The way mental illness is portrayed on TV may affect bias

Mental health disorders, unlike physical conditions, have a wide-ranging impact on not just a patient, but on an individual's entire social network.

There is also the long-standing issue of stigma associated with mental illness, especially in Asian cultures.

It is heartening that the Government has been ramping up measures to promote mental health awareness in the community in recent years. One commendable commitment is this year's President's Challenge, which is dedicated to raising funds for those living with mental disorders. Every bit of effort plays a part in creating a true mindset shift.

Recently, I noted that prime-time Channel 8 dramas have incorporated characters living with a mental disorder that results in them becoming irritable and committing crimes.

One example is a character in the recently concluded Hello Miss Driver drama series. One of the female characters appeared to have some hallucinatory experiences that suggested a developing psychotic illness, and eventually went on to commit arson in the show.

While it is good to showcase the struggles faced by people living with mental illness, I am concerned that the public may unwittingly make biased associations as they watch such shows, where someone is diagnosed with a mental health condition and subsequently goes on to break the law or social norms. This may worsen the already tainted image of people living with a mental health disorder.

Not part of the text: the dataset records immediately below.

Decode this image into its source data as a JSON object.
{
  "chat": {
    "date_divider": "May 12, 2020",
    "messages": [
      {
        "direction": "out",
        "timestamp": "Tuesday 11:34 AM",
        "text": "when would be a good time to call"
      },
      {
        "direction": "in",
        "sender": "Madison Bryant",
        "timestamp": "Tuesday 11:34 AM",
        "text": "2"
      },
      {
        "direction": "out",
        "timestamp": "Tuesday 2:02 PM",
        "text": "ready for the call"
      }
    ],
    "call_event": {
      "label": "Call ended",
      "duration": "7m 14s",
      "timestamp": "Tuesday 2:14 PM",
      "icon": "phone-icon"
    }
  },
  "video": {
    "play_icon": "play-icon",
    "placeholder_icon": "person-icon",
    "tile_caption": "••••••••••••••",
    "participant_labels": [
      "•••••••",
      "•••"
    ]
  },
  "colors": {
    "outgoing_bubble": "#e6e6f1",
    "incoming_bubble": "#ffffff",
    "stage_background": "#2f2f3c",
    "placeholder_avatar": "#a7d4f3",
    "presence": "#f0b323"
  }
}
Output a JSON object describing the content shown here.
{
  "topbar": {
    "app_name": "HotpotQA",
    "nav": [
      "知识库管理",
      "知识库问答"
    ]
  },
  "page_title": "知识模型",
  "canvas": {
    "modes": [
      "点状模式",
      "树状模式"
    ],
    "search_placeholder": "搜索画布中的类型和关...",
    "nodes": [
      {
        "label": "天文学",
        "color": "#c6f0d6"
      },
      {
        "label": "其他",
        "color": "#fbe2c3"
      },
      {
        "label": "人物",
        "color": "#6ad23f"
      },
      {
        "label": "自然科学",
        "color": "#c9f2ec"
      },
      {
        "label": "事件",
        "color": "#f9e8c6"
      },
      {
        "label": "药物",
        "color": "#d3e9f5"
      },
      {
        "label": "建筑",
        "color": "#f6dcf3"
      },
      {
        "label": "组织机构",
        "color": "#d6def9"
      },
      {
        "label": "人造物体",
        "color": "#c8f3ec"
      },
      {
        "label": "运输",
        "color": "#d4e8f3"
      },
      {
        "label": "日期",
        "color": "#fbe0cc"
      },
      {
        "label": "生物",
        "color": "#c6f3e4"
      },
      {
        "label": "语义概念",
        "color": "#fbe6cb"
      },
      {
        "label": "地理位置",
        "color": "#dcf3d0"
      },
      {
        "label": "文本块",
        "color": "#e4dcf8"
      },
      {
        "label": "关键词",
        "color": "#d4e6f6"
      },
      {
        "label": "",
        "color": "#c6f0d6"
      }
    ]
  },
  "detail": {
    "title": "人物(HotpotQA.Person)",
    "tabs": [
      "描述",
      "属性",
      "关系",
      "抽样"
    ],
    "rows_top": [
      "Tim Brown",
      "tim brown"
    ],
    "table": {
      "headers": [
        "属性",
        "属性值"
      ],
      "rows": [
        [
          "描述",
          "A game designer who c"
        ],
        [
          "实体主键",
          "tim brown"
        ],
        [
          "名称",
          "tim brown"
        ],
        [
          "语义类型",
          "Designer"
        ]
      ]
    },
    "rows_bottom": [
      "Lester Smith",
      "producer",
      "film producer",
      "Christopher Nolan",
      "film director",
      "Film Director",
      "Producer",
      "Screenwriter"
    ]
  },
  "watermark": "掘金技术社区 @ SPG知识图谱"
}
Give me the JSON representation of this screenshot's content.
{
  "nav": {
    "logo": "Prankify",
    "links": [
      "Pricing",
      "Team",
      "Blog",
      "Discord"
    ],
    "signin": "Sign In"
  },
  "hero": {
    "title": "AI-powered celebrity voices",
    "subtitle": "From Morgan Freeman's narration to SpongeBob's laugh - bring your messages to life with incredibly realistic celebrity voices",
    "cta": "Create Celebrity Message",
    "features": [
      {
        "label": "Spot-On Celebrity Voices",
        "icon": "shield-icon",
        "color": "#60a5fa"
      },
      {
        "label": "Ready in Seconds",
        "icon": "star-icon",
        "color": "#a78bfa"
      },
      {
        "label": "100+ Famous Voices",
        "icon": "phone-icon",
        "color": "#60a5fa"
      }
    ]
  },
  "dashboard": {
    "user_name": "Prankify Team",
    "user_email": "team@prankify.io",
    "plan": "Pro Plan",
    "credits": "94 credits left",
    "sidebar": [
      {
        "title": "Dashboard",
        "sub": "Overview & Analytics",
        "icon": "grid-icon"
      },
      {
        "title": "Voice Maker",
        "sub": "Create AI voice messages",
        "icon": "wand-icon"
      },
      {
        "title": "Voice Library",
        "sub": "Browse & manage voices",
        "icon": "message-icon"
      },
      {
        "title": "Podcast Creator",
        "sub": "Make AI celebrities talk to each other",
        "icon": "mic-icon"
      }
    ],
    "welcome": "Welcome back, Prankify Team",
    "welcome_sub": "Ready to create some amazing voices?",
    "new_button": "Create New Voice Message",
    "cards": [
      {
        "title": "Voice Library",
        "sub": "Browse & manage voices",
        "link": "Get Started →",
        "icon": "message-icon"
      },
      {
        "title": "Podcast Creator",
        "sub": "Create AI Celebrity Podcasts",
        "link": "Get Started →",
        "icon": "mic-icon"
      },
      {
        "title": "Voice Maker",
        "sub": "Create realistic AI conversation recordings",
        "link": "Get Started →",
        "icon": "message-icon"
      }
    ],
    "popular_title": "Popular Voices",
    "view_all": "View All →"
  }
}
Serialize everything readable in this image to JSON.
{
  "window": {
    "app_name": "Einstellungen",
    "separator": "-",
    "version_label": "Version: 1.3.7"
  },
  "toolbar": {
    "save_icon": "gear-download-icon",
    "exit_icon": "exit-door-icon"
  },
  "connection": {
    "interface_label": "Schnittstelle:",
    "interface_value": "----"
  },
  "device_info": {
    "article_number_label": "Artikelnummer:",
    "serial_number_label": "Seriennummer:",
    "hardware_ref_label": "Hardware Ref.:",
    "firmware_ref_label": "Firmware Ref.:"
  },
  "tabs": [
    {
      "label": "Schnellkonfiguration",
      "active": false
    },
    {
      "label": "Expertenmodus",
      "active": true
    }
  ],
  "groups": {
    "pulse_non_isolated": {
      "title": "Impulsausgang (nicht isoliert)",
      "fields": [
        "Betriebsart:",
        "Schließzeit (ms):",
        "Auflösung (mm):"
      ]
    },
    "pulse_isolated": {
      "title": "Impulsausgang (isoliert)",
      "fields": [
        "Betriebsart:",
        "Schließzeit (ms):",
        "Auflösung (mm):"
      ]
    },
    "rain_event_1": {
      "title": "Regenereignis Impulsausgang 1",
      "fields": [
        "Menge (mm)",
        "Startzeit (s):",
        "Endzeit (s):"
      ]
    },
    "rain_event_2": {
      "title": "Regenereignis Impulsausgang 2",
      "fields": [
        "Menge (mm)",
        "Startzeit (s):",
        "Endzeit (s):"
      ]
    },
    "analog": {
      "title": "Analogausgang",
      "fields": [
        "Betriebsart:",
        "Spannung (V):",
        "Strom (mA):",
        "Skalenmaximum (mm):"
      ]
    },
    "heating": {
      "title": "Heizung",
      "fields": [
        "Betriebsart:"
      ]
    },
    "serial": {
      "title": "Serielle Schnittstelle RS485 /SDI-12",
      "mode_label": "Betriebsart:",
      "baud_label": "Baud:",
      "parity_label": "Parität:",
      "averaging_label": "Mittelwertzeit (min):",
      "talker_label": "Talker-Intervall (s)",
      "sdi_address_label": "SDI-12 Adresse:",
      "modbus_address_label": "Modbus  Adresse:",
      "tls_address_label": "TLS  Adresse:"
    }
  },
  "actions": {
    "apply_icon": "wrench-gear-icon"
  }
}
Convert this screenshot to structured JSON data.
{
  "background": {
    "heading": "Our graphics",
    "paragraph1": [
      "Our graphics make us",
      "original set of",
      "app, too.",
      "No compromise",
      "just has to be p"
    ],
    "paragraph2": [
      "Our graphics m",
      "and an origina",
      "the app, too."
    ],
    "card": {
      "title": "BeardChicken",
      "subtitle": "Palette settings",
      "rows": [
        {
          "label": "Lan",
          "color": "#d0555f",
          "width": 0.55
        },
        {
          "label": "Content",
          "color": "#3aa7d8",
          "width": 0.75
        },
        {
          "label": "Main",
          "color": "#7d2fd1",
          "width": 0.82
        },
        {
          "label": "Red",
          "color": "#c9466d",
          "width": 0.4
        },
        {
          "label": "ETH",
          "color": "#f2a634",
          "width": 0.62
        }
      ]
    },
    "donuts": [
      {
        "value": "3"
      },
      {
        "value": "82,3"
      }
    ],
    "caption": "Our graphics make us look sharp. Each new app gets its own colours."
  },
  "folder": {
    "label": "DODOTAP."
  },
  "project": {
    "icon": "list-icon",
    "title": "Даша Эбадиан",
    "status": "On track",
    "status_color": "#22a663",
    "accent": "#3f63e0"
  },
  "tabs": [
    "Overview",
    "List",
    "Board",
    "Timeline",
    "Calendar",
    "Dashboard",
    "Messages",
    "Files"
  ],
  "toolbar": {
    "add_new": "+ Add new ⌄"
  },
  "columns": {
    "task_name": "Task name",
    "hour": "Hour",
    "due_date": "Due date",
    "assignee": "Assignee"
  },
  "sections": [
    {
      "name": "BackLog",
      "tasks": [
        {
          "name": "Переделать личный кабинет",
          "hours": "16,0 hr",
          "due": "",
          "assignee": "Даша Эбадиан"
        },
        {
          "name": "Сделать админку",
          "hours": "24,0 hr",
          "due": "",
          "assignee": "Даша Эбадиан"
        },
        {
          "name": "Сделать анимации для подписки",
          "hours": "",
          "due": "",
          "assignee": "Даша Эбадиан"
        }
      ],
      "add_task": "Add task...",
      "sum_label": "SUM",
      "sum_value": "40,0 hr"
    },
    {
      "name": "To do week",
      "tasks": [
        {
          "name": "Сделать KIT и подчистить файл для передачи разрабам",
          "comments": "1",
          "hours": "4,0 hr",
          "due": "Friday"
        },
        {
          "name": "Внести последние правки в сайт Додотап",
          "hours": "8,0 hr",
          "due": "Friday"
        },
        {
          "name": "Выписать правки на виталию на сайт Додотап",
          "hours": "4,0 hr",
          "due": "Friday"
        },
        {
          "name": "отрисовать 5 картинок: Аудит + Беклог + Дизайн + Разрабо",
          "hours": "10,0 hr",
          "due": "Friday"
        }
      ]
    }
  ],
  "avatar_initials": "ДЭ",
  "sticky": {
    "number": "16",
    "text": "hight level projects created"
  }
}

Having said this, I must also laud efforts to highlight the plight of caregivers and those struggling with a mental health disorder or physical disability through other documentary productions.

I remain hopeful that the Government, media and public are making great strides to build an inclusive society and fighting hard against the stigma associated with mental health disorders.

Lan Zhongzheng (Dr)

A version of this article appeared in the print edition of The Straits Times on May 25, 2019, with the headline 'The way mental illness is portrayed on TV may affect bias'. Print Edition | Subscribe